• _ASSIGNMENT_:
Please copy out each line of the entries in which "RACHUNEK" appears.

• _EXCERPTED DATA_:
----------

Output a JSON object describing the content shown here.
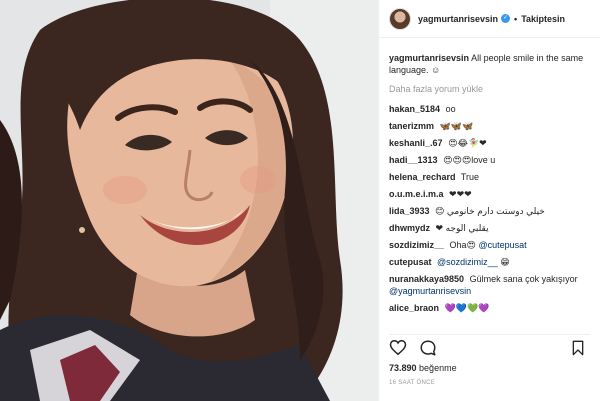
{
  "header": {
    "username": "yagmurtanrisevsin",
    "separator": "•",
    "follow_label": "Takiptesin"
  },
  "caption": {
    "username": "yagmurtanrisevsin",
    "text": "All people smile in the same language. ☺"
  },
  "load_more": "Daha fazla yorum yükle",
  "comments": [
    {
      "user": "hakan_5184",
      "text": "oo"
    },
    {
      "user": "tanerizmm",
      "text": "🦋🦋🦋"
    },
    {
      "user": "keshanli_.67",
      "text": "😍😂🧚‍♀️❤"
    },
    {
      "user": "hadi__1313",
      "text": "😍😍😍love u"
    },
    {
      "user": "helena_rechard",
      "text": "True"
    },
    {
      "user": "o.u.m.e.i.m.a",
      "text": "❤❤❤"
    },
    {
      "user": "lida_3933",
      "text": "خيلي دوستت دارم خانومي 😊"
    },
    {
      "user": "dhwmydz",
      "text": "يقلبي الوجه ❤"
    },
    {
      "user": "sozdizimiz__",
      "text": "Oha😍",
      "mention": "@cutepusat"
    },
    {
      "user": "cutepusat",
      "text": "😁",
      "mention": "@sozdizimiz__"
    },
    {
      "user": "nuranakkaya9850",
      "text": "Gülmek sana çok yakışıyor",
      "mention": "@yagmurtanrisevsin"
    },
    {
      "user": "alice_braon",
      "text": "💜💙💚💜"
    }
  ],
  "likes": {
    "count": "73.890",
    "label": "beğenme"
  },
  "timestamp": "16 SAAT ÖNCE",
  "icons": {
    "verified": "verified-badge-icon",
    "like": "heart-icon",
    "comment": "comment-icon",
    "save": "bookmark-icon"
  },
  "colors": {
    "verified": "#3897f0",
    "mention": "#003569",
    "muted": "#999999"
  }
}
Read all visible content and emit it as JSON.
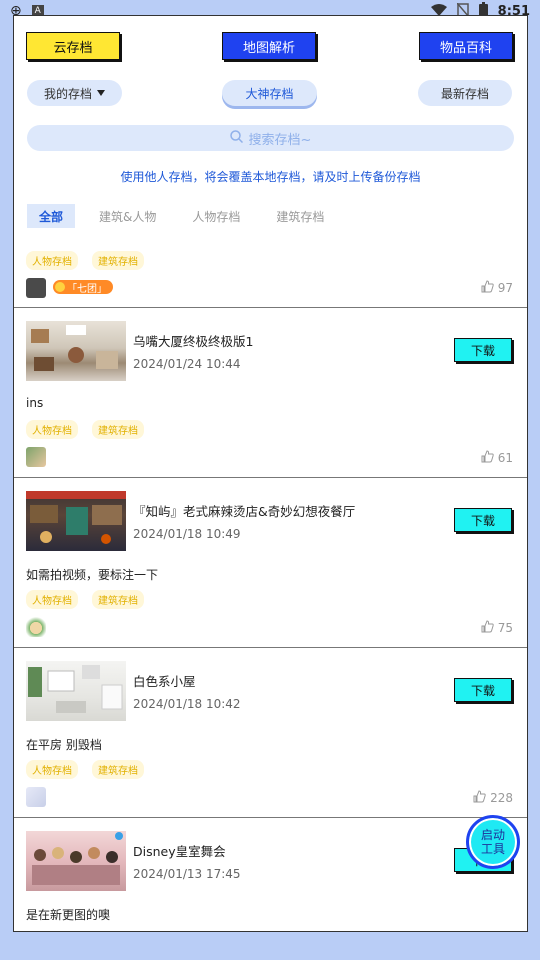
{
  "status_bar": {
    "time": "8:51"
  },
  "top_buttons": {
    "cloud": "云存档",
    "map": "地图解析",
    "items": "物品百科"
  },
  "filters": {
    "mine": "我的存档",
    "master": "大神存档",
    "latest": "最新存档"
  },
  "search": {
    "placeholder": "搜索存档~"
  },
  "notice": "使用他人存档，将会覆盖本地存档，请及时上传备份存档",
  "tabs": [
    "全部",
    "建筑&人物",
    "人物存档",
    "建筑存档"
  ],
  "partial_item": {
    "tags": [
      "人物存档",
      "建筑存档"
    ],
    "group": "「七团」",
    "likes": "97"
  },
  "download_label": "下载",
  "items": [
    {
      "title": "乌嘴大厦终极终极版1",
      "date": "2024/01/24 10:44",
      "desc": "ins",
      "tags": [
        "人物存档",
        "建筑存档"
      ],
      "likes": "61"
    },
    {
      "title": "『知屿』老式麻辣烫店&奇妙幻想夜餐厅",
      "date": "2024/01/18 10:49",
      "desc": "如需拍视频，要标注一下",
      "tags": [
        "人物存档",
        "建筑存档"
      ],
      "likes": "75"
    },
    {
      "title": "白色系小屋",
      "date": "2024/01/18 10:42",
      "desc": "在平房 别毁档",
      "tags": [
        "人物存档",
        "建筑存档"
      ],
      "likes": "228"
    },
    {
      "title": "Disney皇室舞会",
      "date": "2024/01/13 17:45",
      "desc": "是在新更图的噢"
    }
  ],
  "fab": {
    "line1": "启动",
    "line2": "工具"
  }
}
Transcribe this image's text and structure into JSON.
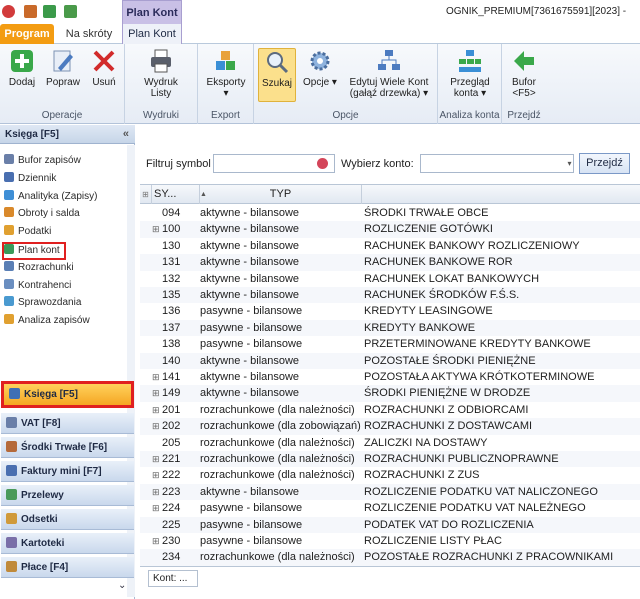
{
  "title_bar": {
    "context_header": "Plan Kont",
    "document_title": "OGNIK_PREMIUM[7361675591][2023] -"
  },
  "tabs": [
    {
      "label": "Program"
    },
    {
      "label": "Na skróty"
    },
    {
      "label": "Plan Kont"
    }
  ],
  "ribbon": {
    "groups": {
      "operacje": "Operacje",
      "wydruki": "Wydruki",
      "export": "Export",
      "opcje": "Opcje",
      "analiza": "Analiza konta",
      "przejdz": "Przejdź"
    },
    "buttons": {
      "dodaj": "Dodaj",
      "popraw": "Popraw",
      "usun": "Usuń",
      "wydruk_line1": "Wydruk",
      "wydruk_line2": "Listy",
      "eksporty": "Eksporty",
      "szukaj": "Szukaj",
      "opcje": "Opcje",
      "edytuj_line1": "Edytuj Wiele Kont",
      "edytuj_line2": "(gałąź drzewka)",
      "przeglad_line1": "Przegląd",
      "przeglad_line2": "konta",
      "bufor_line1": "Bufor",
      "bufor_line2": "<F5>"
    }
  },
  "left_pane": {
    "header": "Księga [F5]",
    "collapse": "«",
    "nav_items": [
      {
        "label": "Bufor zapisów",
        "color": "#6a7fa8"
      },
      {
        "label": "Dziennik",
        "color": "#4a6fb0"
      },
      {
        "label": "Analityka (Zapisy)",
        "color": "#3f8fd6"
      },
      {
        "label": "Obroty i salda",
        "color": "#d9892b"
      },
      {
        "label": "Podatki",
        "color": "#e0a030"
      },
      {
        "label": "Plan kont",
        "color": "#3a9a5a"
      },
      {
        "label": "Rozrachunki",
        "color": "#5a7fb5"
      },
      {
        "label": "Kontrahenci",
        "color": "#6a8ec0"
      },
      {
        "label": "Sprawozdania",
        "color": "#4a9ad0"
      },
      {
        "label": "Analiza zapisów",
        "color": "#e0a030"
      }
    ],
    "modules": [
      {
        "label": "Księga [F5]",
        "color": "#3f6fb5"
      },
      {
        "label": "VAT [F8]",
        "color": "#6a7fa8"
      },
      {
        "label": "Środki Trwałe [F6]",
        "color": "#b56a3a"
      },
      {
        "label": "Faktury mini [F7]",
        "color": "#4a6fb0"
      },
      {
        "label": "Przelewy",
        "color": "#4a9a5a"
      },
      {
        "label": "Odsetki",
        "color": "#d09a3a"
      },
      {
        "label": "Kartoteki",
        "color": "#7a6fa8"
      },
      {
        "label": "Płace [F4]",
        "color": "#c08a3a"
      }
    ],
    "bottom_arrow": "⌄"
  },
  "filter": {
    "filtruj_label": "Filtruj symbol",
    "wybierz_label": "Wybierz konto:",
    "przejdz_button": "Przejdź"
  },
  "grid": {
    "columns": {
      "symbol": "SY...",
      "typ": "TYP",
      "nazwa": ""
    },
    "rows": [
      {
        "expand": "",
        "symbol": "094",
        "typ": "aktywne - bilansowe",
        "nazwa": "ŚRODKI TRWAŁE OBCE"
      },
      {
        "expand": "⊞",
        "symbol": "100",
        "typ": "aktywne - bilansowe",
        "nazwa": "ROZLICZENIE GOTÓWKI"
      },
      {
        "expand": "",
        "symbol": "130",
        "typ": "aktywne - bilansowe",
        "nazwa": "RACHUNEK BANKOWY ROZLICZENIOWY"
      },
      {
        "expand": "",
        "symbol": "131",
        "typ": "aktywne - bilansowe",
        "nazwa": "RACHUNEK BANKOWE ROR"
      },
      {
        "expand": "",
        "symbol": "132",
        "typ": "aktywne - bilansowe",
        "nazwa": "RACHUNEK LOKAT BANKOWYCH"
      },
      {
        "expand": "",
        "symbol": "135",
        "typ": "aktywne - bilansowe",
        "nazwa": "RACHUNEK ŚRODKÓW F.Ś.S."
      },
      {
        "expand": "",
        "symbol": "136",
        "typ": "pasywne - bilansowe",
        "nazwa": "KREDYTY LEASINGOWE"
      },
      {
        "expand": "",
        "symbol": "137",
        "typ": "pasywne - bilansowe",
        "nazwa": "KREDYTY BANKOWE"
      },
      {
        "expand": "",
        "symbol": "138",
        "typ": "pasywne - bilansowe",
        "nazwa": "PRZETERMINOWANE KREDYTY BANKOWE"
      },
      {
        "expand": "",
        "symbol": "140",
        "typ": "aktywne - bilansowe",
        "nazwa": "POZOSTAŁE ŚRODKI PIENIĘŻNE"
      },
      {
        "expand": "⊞",
        "symbol": "141",
        "typ": "aktywne - bilansowe",
        "nazwa": "POZOSTAŁA AKTYWA KRÓTKOTERMINOWE"
      },
      {
        "expand": "⊞",
        "symbol": "149",
        "typ": "aktywne - bilansowe",
        "nazwa": "ŚRODKI PIENIĘŻNE W DRODZE"
      },
      {
        "expand": "⊞",
        "symbol": "201",
        "typ": "rozrachunkowe (dla należności)",
        "nazwa": "ROZRACHUNKI Z ODBIORCAMI"
      },
      {
        "expand": "⊞",
        "symbol": "202",
        "typ": "rozrachunkowe (dla zobowiązań)",
        "nazwa": "ROZRACHUNKI Z DOSTAWCAMI"
      },
      {
        "expand": "",
        "symbol": "205",
        "typ": "rozrachunkowe (dla należności)",
        "nazwa": "ZALICZKI NA DOSTAWY"
      },
      {
        "expand": "⊞",
        "symbol": "221",
        "typ": "rozrachunkowe (dla należności)",
        "nazwa": "ROZRACHUNKI PUBLICZNOPRAWNE"
      },
      {
        "expand": "⊞",
        "symbol": "222",
        "typ": "rozrachunkowe (dla należności)",
        "nazwa": "ROZRACHUNKI Z ZUS"
      },
      {
        "expand": "⊞",
        "symbol": "223",
        "typ": "aktywne - bilansowe",
        "nazwa": "ROZLICZENIE PODATKU VAT NALICZONEGO"
      },
      {
        "expand": "⊞",
        "symbol": "224",
        "typ": "pasywne - bilansowe",
        "nazwa": "ROZLICZENIE PODATKU VAT NALEŻNEGO"
      },
      {
        "expand": "",
        "symbol": "225",
        "typ": "pasywne - bilansowe",
        "nazwa": "PODATEK VAT DO ROZLICZENIA"
      },
      {
        "expand": "⊞",
        "symbol": "230",
        "typ": "pasywne - bilansowe",
        "nazwa": "ROZLICZENIE LISTY PŁAC"
      },
      {
        "expand": "",
        "symbol": "234",
        "typ": "rozrachunkowe (dla należności)",
        "nazwa": "POZOSTAŁE ROZRACHUNKI Z PRACOWNIKAMI"
      }
    ]
  },
  "footer": {
    "konto_label": "Kont: ..."
  }
}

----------

• _REPLY_:
        "nazwa": "RACHUNEK BANKOWY ROZLICZENIOWY"
        "nazwa": "RACHUNEK BANKOWE ROR"
        "nazwa": "RACHUNEK LOKAT BANKOWYCH"
        "nazwa": "RACHUNEK ŚRODKÓW F.Ś.S."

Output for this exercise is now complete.